Lemongrass food truck in Arlington
By Rina Rapuano
Wednesday, Feb. 8, 2012
Three things can give food-truck vendors an edge: a highly visible truck, effective Twitter feeds and, of course, really good food. Even though Lemongrass just opened in December and its owners, husband-and-wife team Andy and Uyen Nguyen of Centreville, have no background in food service, their truck is already an overachiever on all three fronts.
The bright-green vehicle is painted with white bubbles and a colorful, anime-like logo featuring two little girls - one holding bubble tea and the other a Vietnamese banh mi sandwich - modeled after the owners' children.
As for Twitter, the truck is refreshingly good at communicating where it will be, when it will arrive, when it's leaving and what's next on the schedule. When it comes to the food, it tastes as good as it smells.
Uyen, 32, and Andy, 36, were government contractors before launching the truck, which serves food inspired by their Vietnamese heritage.
"These were just our personal favorites growing up," Uyen says of the short menu of chicken or pork available on banh mi ($7.50), vermicelli noodles ($8), tacos ($7.50 for three) or salad ($8). "We came up with the idea because a lot of Asian people work in Northern Virginia and can't always go to Falls Church for a sandwich."
The large, addictive banh mi differs from the traditional version in that it uses either grilled chicken or slow-roasted pork rubbed with Asian spices instead of the pork cold cuts that Uyen says can be off-putting to Western palates. It also includes a Sriracha mayonnaise with a welcome zip. But, as in the real deal, the baguette is bought daily from a Vietnamese bakery in Falls Church, and the Nguyens make the sweet-pickle mix - carrots and daikon radish sprinkled with fresh cilantro sprigs - that characterizes the sandwich.
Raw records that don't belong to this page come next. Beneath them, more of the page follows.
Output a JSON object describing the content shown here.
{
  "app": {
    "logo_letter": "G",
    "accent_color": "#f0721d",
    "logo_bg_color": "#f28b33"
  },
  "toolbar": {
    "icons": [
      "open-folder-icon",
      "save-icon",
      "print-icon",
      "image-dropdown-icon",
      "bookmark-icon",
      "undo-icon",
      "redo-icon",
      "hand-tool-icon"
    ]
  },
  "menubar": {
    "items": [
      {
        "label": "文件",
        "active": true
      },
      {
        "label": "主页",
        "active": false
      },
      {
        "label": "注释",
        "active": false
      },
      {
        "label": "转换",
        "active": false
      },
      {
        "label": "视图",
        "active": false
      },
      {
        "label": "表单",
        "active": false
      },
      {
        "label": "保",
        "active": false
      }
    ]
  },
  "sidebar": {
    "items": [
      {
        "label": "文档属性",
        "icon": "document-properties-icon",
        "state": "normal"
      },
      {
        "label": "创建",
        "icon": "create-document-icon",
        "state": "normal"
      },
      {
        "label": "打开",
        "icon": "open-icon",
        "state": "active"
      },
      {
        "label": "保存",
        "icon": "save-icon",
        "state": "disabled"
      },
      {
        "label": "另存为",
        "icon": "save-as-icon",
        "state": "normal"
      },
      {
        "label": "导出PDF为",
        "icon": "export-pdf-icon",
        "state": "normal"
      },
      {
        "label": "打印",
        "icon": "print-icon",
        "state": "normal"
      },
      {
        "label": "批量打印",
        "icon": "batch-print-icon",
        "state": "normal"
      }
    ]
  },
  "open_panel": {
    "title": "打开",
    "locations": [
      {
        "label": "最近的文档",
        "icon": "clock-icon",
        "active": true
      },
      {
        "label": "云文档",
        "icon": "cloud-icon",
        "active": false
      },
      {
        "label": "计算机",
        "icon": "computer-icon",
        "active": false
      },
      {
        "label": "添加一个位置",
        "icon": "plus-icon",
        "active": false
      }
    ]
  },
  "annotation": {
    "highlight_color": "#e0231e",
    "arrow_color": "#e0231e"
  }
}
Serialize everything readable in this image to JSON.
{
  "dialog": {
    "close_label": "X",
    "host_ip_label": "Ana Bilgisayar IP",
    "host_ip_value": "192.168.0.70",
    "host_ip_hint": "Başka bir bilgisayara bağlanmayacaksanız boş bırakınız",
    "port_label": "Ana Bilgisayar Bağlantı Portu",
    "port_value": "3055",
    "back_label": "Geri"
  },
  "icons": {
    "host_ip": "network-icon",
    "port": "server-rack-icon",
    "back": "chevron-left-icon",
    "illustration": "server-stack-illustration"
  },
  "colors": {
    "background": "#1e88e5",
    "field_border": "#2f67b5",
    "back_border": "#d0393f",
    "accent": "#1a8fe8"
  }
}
We tried the luscious chicken - marinated in lemon grass, sesame oil, garlic and shallot - in a taco, a sort of banh mi on a flour tortilla. It's a surprisingly great twist on the sandwich. Most of the same ingredients also are available on vermicelli or a salad, except for the mayo, which is replaced by a sweet, funky lemon grass dressing. But the pork that accompanied the noodles had a ropy texture that the banh mi pork didn't have.
The brewed Thai bubble tea ($4), studded with pearls of black tapioca, is a sweet, milky way to wash it all down. Bubble tea originated in Taiwan, but Uyen says she wanted to serve it just because she likes it.
And after trying Lemongrass's food, we're happy to defer to her good taste.